_Directions_: Could you set down all of the data again, exactly as it stands?

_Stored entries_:
● ● ● ● ●
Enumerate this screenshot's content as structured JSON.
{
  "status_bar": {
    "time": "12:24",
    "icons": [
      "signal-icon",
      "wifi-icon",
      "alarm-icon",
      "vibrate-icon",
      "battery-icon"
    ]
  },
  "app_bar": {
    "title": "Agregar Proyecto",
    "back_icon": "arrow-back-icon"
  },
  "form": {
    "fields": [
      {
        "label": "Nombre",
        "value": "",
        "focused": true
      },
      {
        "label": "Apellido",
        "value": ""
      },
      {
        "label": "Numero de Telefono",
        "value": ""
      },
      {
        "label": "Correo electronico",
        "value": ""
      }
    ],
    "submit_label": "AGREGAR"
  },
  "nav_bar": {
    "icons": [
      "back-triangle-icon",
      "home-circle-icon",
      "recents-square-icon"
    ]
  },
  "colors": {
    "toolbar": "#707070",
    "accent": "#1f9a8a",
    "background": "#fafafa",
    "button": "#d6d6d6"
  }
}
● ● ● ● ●
_Your solution_:
Enumerate this screenshot's content as structured JSON.
{
  "status_bar": {
    "time": "12:24",
    "icons": [
      "signal-icon",
      "wifi-icon",
      "alarm-icon",
      "vibrate-icon",
      "battery-icon"
    ]
  },
  "app_bar": {
    "title": "Agregar Proyecto",
    "back_icon": "arrow-back-icon"
  },
  "form": {
    "fields": [
      {
        "label": "Nombre",
        "value": "",
        "focused": true
      },
      {
        "label": "Apellido",
        "value": ""
      },
      {
        "label": "Numero de Telefono",
        "value": ""
      },
      {
        "label": "Correo electronico",
        "value": ""
      }
    ],
    "submit_label": "AGREGAR"
  },
  "nav_bar": {
    "icons": [
      "back-triangle-icon",
      "home-circle-icon",
      "recents-square-icon"
    ]
  },
  "colors": {
    "toolbar": "#707070",
    "accent": "#1f9a8a",
    "background": "#fafafa",
    "button": "#d6d6d6"
  }
}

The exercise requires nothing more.